By Muhindo Apollo Morgan
On 16th April, 2021, Daily Monitor’s Mr. Odoobo C. Bichachi published an article titled “What digital footprint have you left on online?”. In that article, he rightly argues that whatever we post online permanently becomes a trail that defines us as internet users (Netizines).
He further argues that we should be “extremely” careful about what we search and post online. While reading his piece, we parted ways at this point, for several reasons including driving his readers into a bottomless ditch of self-censorship for fear of inevitable social and political repression. I am sure if Jesus lived in this era of the internet, he would still be crucified for the once detested values but cherished today by the biggest part of the world. In short, no view is good or bad for all.
Self-censorship has its own selfish diamonds, but pushing for it is to lose the forest for the tree. Why? Internet has evolved from a mere social communication platform to shaping how we shop, drive, eat, and interact, it is inevitable. In each man’s castle he will surf the internet to the “darkest” part of it that he would not love the rest of the world sometimes including those who share the same castle with him to know, and that is the unprecedent value-the autonomy and privacy tags.
The internet decentralizes many things from shopping contraceptives to publishing the most “unpopular” views that would otherwise arouse the never dying appetite for repression from “chainer” societies and autocratic governments. For this and many other convincing reasons, making the online space a safe place for everyone is the silver bullet.
The protection of the online space anchored on principles of accountability, transparency and human rights allows Netizens to negotiate who has access to their bodies (conscience), places, communication and information without intrusive and unwarranted interference.
From the above principles, Netizens have a reasonable expectation of privacy; a protected inner sanctum helps each one to achieve a valuable good-one’s own autonomous identity.
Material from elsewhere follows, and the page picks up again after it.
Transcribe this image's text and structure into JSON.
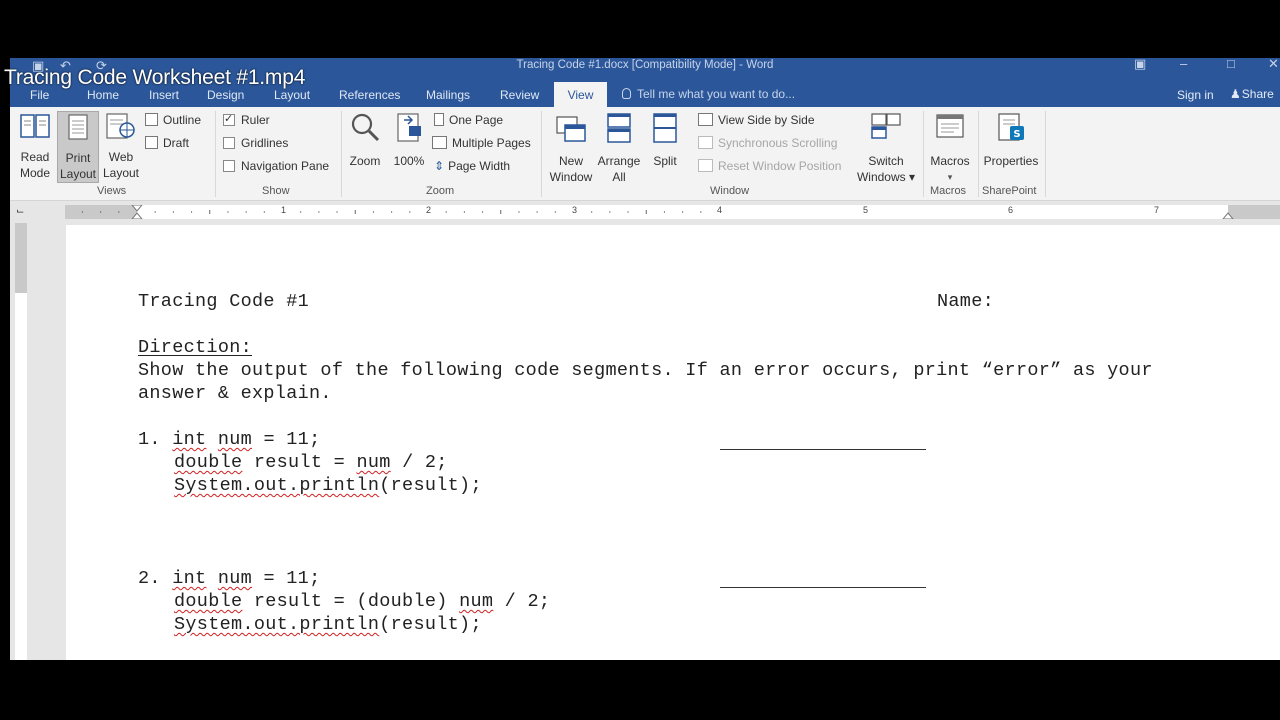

Privacy is valued for instrumental reasons, including the contribution it makes to the project of ‘autonomous identity’. Courts elsewhere have concluded that this protection in return seeks to protect the human dignity of an individual. Privacy should be a shield for netizens.
No wonder, the said principles are becoming more significant in the face of power imbalance between big-tech companies, States and Netizens.
Many countries across the world have codified the aforesaid principles into their legal regimes. Uganda as well passed a Data protection and Privacy Act, 2019 to regulate personal data collection, processing and retention.
One of the rights relevant to this debate is the right to be forgotten which includes a data subject (read owner of an online footprint) having his or her personal data held by a data controller like Facebook, google, hospitals and police among others likely to be processed and (mis)used by platforms like www.internetreputation.com deleted if it is inaccurate, irrelevant, excessive, out of date, incomplete, misleading or obtained unlawfully among other grounds.
With a strong legal regime protecting and liberally regulating the online space, no one should be literally or figuratively “slain” for what and how they express themselves while online unless the expression is illegal.
By Muhindo Apollo Morgan
Co-founder Enset Tech Ltd
Human rights and Digital rights Lawyer
At Kiiza & Mugisha Advocates.